Forget it! So I've just tolerated my low back trouble, and spent regular time on the floor =:-O But I've begun using the workout facility at my apartment complex, and they have one of those skeleton thingamajigs where you hang by your arms and lift your legs. I've been doing 3 set of 10-15, 2-4 times per week, and my back trouble has miraculously disappeared! All when I thought it would get worse because I was getting ready for my first ultra (MS Trail 50K). But it's gone! Generally, when I go out for my evening run, I simply run back to the gym when I'm finished and do my tummy stuff! by the way, I've tried crunches before and they didn't help like this! Apparently crunches work the upper abs, but we need to work the lower abs that are directly opposite the lower back. So, that's my $.02 :-)

Charles Steele

In my experience, the key to getting rid of back problems is to strengthen the back muscles, and to keep the back muscles stretched and spine flexible.

I used to have severe chronic back pain; for five years could not lie on my back for more than a few minutes without real trouble. I believe that my abs were in good shape, as I was doing a fair number of situps. One day a friend suggested I try yoga and loaned me a book; I did the routine regularly and noticed immediate improvement; within two months the problem was essentially gone. I experimented a bit with non-yoga back exercises and am convinced that in my case the problem was weak back muscles that weren't capable of supporting my weight properly. I don't do the yoga routine any more, but so long as I keep my back in shape I am fine. I work at this fairly hard; when I slack off (for a few months) some of the old discomfort starts to creep back.

Strengthening consists of various exercises, with or without weights, which involve contracting the back muscles (e.g. dead lifts, or hyperextension on the roman chair). (If your back is weak, start with VERY easy exercises here.)
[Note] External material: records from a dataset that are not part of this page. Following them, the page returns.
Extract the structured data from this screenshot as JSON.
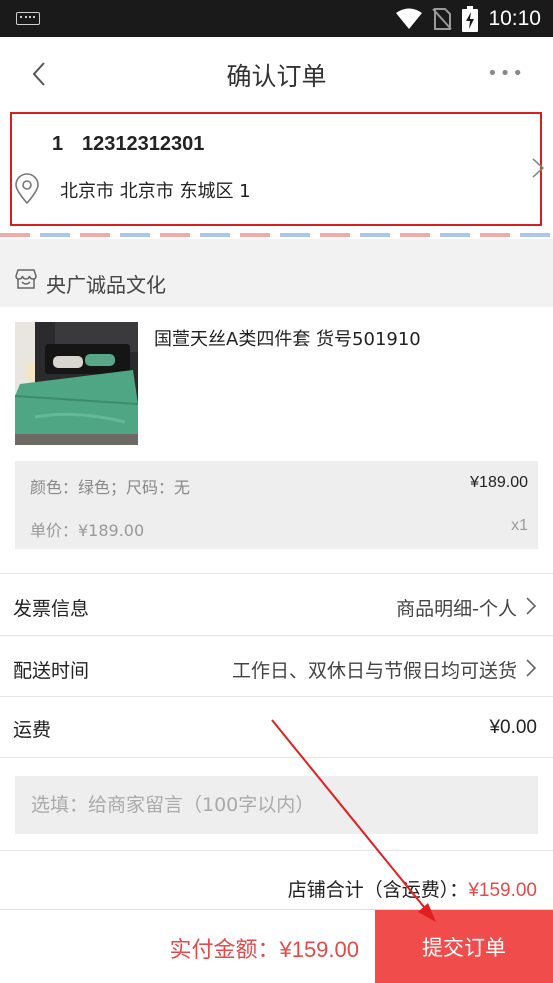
{
  "status_bar": {
    "time": "10:10"
  },
  "nav": {
    "title": "确认订单"
  },
  "address": {
    "name": "1",
    "phone": "12312312301",
    "detail": "北京市 北京市 东城区 1"
  },
  "shop": {
    "name": "央广诚品文化"
  },
  "product": {
    "title": "国萱天丝A类四件套 货号501910",
    "spec": "颜色：绿色；尺码：无",
    "price": "¥189.00",
    "unit_price": "单价：¥189.00",
    "quantity": "x1"
  },
  "rows": {
    "invoice": {
      "label": "发票信息",
      "value": "商品明细-个人"
    },
    "delivery": {
      "label": "配送时间",
      "value": "工作日、双休日与节假日均可送货"
    },
    "shipping": {
      "label": "运费",
      "value": "¥0.00"
    }
  },
  "memo": {
    "placeholder": "选填：给商家留言（100字以内）"
  },
  "subtotal": {
    "label": "店铺合计（含运费）：",
    "amount": "¥159.00"
  },
  "footer": {
    "label": "实付金额：",
    "amount": "¥159.00",
    "submit_label": "提交订单"
  },
  "colors": {
    "accent": "#f04c4c",
    "price_red": "#e24b4b",
    "address_border": "#d81e1e"
  }
}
Stretching involves, uh, what's the word, well, bending the opposite way from when you are contracting the back muscles, plus stretches which twist the torso longitudinally.

Take the back pain seriously; if it is like mine, it won't go away on its own.